→ YOUR INSTRUCTIONS
Would you copy all lines in the data that contain the word "heading"?

= = =

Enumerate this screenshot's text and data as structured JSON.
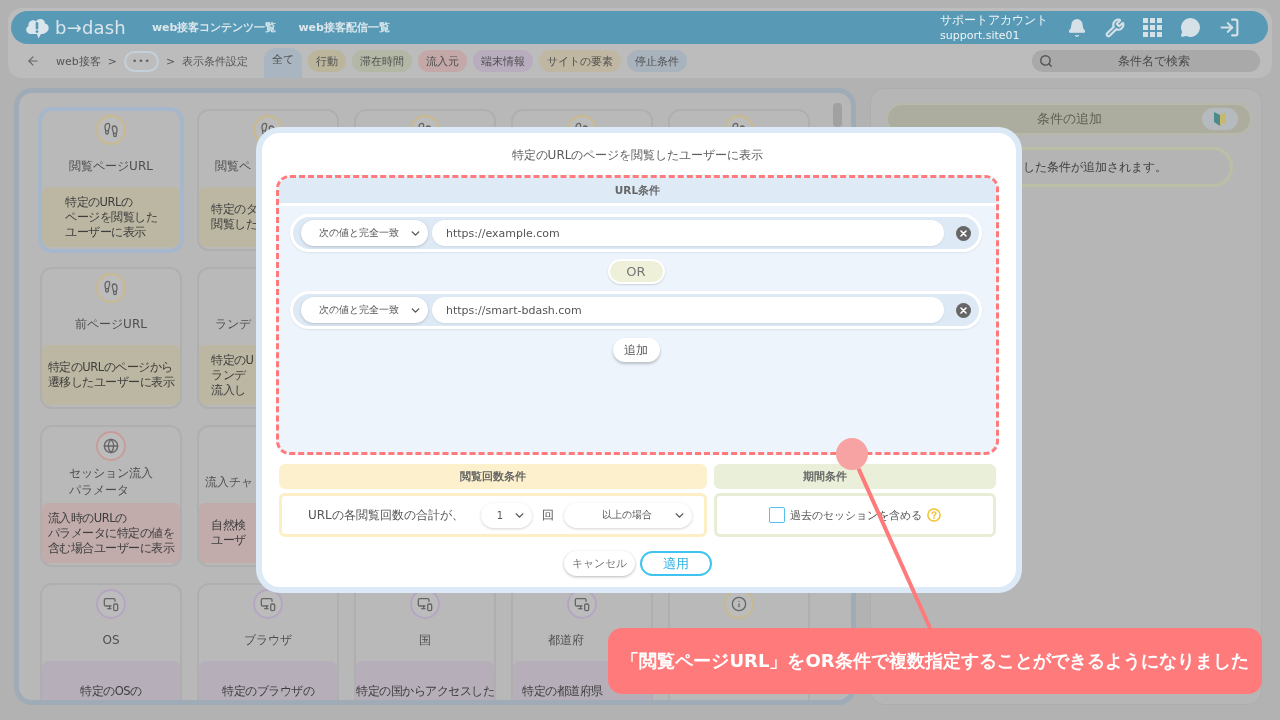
{
  "header": {
    "logo": "b→dash",
    "nav": [
      {
        "label": "web接客コンテンツ一覧"
      },
      {
        "label": "web接客配信一覧"
      }
    ],
    "account": {
      "name": "サポートアカウント",
      "id": "support.site01"
    }
  },
  "breadcrumb": [
    {
      "kind": "link",
      "label": "web接客"
    },
    {
      "kind": "separator",
      "label": ">"
    },
    {
      "kind": "more",
      "label": "•••"
    },
    {
      "kind": "separator",
      "label": ">"
    },
    {
      "kind": "current",
      "label": "表示条件設定"
    }
  ],
  "filter_tabs": [
    {
      "label": "全て",
      "selected": true,
      "color": "#a9b5c0"
    },
    {
      "label": "行動",
      "selected": false,
      "color": "#bab59b"
    },
    {
      "label": "滞在時間",
      "selected": false,
      "color": "#b2b8a5"
    },
    {
      "label": "流入元",
      "selected": false,
      "color": "#c4a7a7"
    },
    {
      "label": "端末情報",
      "selected": false,
      "color": "#b7adbf"
    },
    {
      "label": "サイトの要素",
      "selected": false,
      "color": "#c0b7a3"
    },
    {
      "label": "停止条件",
      "selected": false,
      "color": "#a9b3bd"
    }
  ],
  "search": {
    "placeholder": "条件名で検索"
  },
  "card_grid": [
    [
      {
        "kind": "behavior",
        "title": [
          "閲覧ページURL"
        ],
        "description": [
          "特定のURLの",
          "ページを閲覧した",
          "ユーザーに表示"
        ],
        "selected": true
      },
      {
        "kind": "behavior",
        "title": [
          "閲覧ペ"
        ],
        "description": [
          "特定のタ",
          "閲覧した"
        ],
        "selected": false
      },
      {
        "kind": "behavior",
        "selected": false
      },
      {
        "kind": "behavior",
        "selected": false
      },
      {
        "kind": "behavior",
        "selected": false
      }
    ],
    [
      {
        "kind": "behavior",
        "title": [
          "前ページURL"
        ],
        "description": [
          "特定のURLのページから",
          "遷移したユーザーに表示"
        ],
        "selected": false
      },
      {
        "kind": "behavior",
        "title": [
          "ランデ"
        ],
        "description": [
          "特定のU",
          "ランデ",
          "流入し"
        ],
        "selected": false
      }
    ],
    [
      {
        "kind": "inflow",
        "title": [
          "セッション流入",
          "パラメータ"
        ],
        "description": [
          "流入時のURLの",
          "パラメータに特定の値を",
          "含む場合ユーザーに表示"
        ],
        "selected": false
      },
      {
        "kind": "inflow",
        "title": [
          "流入チャ"
        ],
        "description": [
          "自然検",
          "ユーザ"
        ],
        "selected": false
      }
    ],
    [
      {
        "kind": "device",
        "title": [
          "OS"
        ],
        "description": [
          "特定のOSの"
        ],
        "selected": false
      },
      {
        "kind": "device",
        "title": [
          "ブラウザ"
        ],
        "description": [
          "特定のブラウザの"
        ],
        "selected": false
      },
      {
        "kind": "device",
        "title": [
          "国"
        ],
        "description": [
          "特定の国からアクセスした"
        ],
        "selected": false
      },
      {
        "kind": "device",
        "title": [
          "都道府"
        ],
        "description": [
          "特定の都道府県"
        ],
        "selected": false
      },
      {
        "kind": "site_element",
        "selected": false
      }
    ]
  ],
  "right_panel": {
    "heading": "条件の追加",
    "hint": "した条件が追加されます。"
  },
  "modal": {
    "title": "特定のURLのページを閲覧したユーザーに表示",
    "url_section": {
      "heading": "URL条件",
      "conditions": [
        {
          "match": "次の値と完全一致",
          "value": "https://example.com"
        },
        {
          "match": "次の値と完全一致",
          "value": "https://smart-bdash.com"
        }
      ],
      "connector": "OR",
      "add_button": "追加"
    },
    "count_section": {
      "heading": "閲覧回数条件",
      "prefix": "URLの各閲覧回数の合計が、",
      "count": "1",
      "unit": "回",
      "comparison": "以上の場合"
    },
    "period_section": {
      "heading": "期間条件",
      "include_past": {
        "label": "過去のセッションを含める",
        "checked": false
      }
    },
    "buttons": [
      {
        "kind": "cancel",
        "label": "キャンセル"
      },
      {
        "kind": "apply",
        "label": "適用"
      }
    ]
  },
  "annotation": {
    "callout": "「閲覧ページURL」をOR条件で複数指定することができるようになりました"
  }
}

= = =

→ RESPONSE
    "heading": "条件の追加",
      "heading": "URL条件",
      "heading": "閲覧回数条件",
      "heading": "期間条件",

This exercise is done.